The earliest writings on the castle of Saint-Pierre-des-Champs date from the late 900's.
In the summer of 1210, on his way to the siege of Termes Castle, Simon de Monfort, the leader of the crusade against the Cathars, took the castle of Saint-Pierre-des-Champs. Three Cathars are burned.
Later, during the Hundred Years War, the villagers settled in the castle to protect themselves. They build their small houses leaning against the rampart and break up the lord's house.
In the middle of the seventeenth century, under Louis XIV, this castle is clipped, its towers and battlements are destroyed and two new doors are pierced in the eastern wall.

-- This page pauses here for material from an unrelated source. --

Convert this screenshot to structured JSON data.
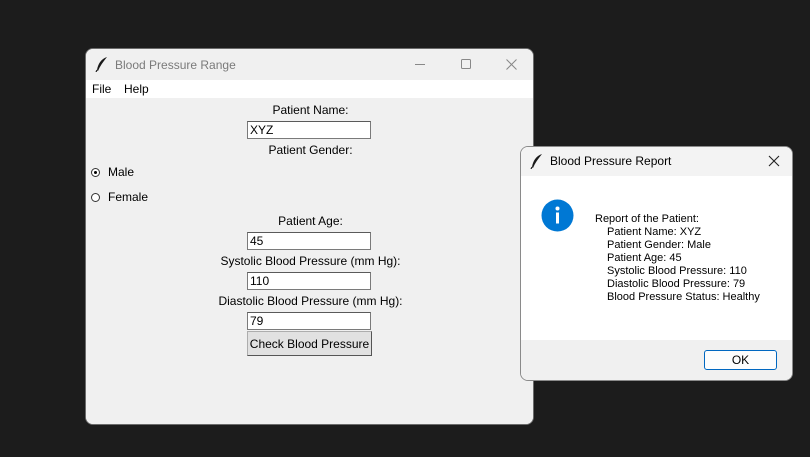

These doors are at the origin of two alleys, one of which is still covered with calade, which join the authentic porch.
Between the two wars, the castle is abandoned by the population.
In the early 1970s, part of the south rampart collapses and the municipality took the opportunity to also destroy the south-east bastion of the Cathar castle to create a parking.